[Records from a data source]
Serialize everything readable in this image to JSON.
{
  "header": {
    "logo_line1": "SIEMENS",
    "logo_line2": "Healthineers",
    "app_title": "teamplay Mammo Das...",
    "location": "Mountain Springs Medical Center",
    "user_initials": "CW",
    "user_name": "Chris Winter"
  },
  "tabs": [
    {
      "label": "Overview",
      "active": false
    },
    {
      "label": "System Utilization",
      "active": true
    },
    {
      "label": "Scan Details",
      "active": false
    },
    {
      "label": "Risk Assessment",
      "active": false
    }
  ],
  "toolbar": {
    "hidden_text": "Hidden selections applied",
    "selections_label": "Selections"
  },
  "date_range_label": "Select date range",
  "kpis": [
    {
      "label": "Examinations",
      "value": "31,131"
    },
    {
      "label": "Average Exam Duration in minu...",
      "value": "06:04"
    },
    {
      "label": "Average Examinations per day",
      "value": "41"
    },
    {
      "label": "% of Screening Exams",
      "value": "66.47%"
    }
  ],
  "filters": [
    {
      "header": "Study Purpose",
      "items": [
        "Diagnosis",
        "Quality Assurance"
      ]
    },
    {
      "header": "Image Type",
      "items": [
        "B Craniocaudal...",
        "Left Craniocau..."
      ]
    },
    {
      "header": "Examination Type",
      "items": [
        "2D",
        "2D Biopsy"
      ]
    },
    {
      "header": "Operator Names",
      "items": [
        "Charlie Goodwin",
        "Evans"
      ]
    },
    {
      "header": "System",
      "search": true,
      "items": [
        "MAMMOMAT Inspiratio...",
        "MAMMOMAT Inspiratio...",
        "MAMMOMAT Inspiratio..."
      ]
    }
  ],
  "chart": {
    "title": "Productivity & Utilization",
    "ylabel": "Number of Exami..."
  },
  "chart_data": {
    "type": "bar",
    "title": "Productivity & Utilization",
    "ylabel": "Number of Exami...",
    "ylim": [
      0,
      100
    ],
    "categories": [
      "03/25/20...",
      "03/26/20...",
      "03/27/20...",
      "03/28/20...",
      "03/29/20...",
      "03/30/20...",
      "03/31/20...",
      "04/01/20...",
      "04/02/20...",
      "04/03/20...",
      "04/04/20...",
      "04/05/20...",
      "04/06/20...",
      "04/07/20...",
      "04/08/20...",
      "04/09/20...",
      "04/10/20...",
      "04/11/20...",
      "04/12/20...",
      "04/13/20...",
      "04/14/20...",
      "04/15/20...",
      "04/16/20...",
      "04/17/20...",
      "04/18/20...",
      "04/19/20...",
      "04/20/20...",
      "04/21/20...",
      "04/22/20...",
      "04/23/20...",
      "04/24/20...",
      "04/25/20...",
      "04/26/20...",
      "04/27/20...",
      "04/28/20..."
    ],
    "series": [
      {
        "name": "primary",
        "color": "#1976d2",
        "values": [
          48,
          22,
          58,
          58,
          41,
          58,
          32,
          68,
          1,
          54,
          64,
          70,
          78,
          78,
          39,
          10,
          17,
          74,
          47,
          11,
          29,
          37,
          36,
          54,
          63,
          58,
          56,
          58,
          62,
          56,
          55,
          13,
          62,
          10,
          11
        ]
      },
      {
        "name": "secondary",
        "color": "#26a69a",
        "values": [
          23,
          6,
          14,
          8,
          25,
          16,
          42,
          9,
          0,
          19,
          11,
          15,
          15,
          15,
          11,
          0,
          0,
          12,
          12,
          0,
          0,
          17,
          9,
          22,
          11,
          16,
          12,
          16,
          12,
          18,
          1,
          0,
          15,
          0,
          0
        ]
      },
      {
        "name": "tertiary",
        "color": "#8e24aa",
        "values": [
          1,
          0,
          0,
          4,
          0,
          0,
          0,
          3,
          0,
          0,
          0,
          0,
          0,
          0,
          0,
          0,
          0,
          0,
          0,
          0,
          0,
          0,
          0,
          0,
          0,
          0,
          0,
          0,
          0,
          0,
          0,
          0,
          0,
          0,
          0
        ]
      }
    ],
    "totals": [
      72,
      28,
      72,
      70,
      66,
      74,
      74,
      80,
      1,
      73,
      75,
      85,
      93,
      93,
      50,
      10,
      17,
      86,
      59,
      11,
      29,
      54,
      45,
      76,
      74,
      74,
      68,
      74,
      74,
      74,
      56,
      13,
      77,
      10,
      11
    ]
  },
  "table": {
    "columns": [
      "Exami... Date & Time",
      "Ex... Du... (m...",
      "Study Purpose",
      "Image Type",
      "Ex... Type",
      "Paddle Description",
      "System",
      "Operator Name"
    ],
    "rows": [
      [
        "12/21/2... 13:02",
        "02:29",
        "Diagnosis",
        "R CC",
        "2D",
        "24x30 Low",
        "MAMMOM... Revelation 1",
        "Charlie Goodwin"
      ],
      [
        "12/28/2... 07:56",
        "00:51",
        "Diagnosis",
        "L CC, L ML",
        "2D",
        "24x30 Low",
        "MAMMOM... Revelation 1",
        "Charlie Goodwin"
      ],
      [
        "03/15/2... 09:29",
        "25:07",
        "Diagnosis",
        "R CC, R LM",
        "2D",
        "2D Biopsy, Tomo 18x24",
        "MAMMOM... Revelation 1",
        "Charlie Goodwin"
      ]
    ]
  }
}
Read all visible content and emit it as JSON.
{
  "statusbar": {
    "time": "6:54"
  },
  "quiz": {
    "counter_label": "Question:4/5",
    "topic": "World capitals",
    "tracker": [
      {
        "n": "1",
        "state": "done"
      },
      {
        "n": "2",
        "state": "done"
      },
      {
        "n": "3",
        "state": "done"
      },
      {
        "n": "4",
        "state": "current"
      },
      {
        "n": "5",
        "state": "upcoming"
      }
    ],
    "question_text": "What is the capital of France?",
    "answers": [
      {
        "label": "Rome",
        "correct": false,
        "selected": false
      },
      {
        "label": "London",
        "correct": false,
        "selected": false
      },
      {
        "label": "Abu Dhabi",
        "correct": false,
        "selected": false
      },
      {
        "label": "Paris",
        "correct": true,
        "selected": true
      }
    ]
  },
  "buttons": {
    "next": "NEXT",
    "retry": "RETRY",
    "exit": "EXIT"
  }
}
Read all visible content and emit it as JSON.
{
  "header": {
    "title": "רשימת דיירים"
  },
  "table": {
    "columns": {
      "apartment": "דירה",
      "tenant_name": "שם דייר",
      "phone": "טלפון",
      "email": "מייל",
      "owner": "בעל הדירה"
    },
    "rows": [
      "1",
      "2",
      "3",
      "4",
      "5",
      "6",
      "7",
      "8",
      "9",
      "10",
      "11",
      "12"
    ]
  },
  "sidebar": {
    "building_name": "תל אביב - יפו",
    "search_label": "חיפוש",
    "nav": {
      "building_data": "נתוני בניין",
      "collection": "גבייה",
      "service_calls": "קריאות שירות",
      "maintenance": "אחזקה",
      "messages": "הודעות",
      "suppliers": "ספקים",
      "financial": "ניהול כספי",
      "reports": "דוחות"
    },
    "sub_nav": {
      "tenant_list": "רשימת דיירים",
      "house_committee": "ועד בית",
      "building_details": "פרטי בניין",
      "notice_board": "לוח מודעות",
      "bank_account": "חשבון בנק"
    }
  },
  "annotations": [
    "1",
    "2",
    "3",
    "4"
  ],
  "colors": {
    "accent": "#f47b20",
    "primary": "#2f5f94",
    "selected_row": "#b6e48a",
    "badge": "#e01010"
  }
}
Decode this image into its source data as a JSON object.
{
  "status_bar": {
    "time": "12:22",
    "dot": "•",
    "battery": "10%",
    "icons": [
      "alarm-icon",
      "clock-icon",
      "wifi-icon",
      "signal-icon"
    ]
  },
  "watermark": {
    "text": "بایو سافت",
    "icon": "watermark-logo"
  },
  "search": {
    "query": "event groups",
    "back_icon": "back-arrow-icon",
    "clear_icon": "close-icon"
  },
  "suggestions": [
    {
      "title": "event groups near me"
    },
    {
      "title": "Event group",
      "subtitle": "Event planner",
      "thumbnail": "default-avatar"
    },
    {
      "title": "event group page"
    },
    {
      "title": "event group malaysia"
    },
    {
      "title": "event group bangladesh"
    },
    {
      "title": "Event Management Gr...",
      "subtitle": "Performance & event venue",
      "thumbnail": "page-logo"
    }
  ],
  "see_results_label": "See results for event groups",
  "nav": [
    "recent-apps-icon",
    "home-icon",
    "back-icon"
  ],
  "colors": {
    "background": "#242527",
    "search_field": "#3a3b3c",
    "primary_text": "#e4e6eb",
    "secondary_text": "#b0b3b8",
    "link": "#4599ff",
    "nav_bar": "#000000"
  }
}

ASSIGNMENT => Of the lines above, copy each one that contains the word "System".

WORKED SOLUTION =>
      "label": "System Utilization",
      "header": "System",
      "System",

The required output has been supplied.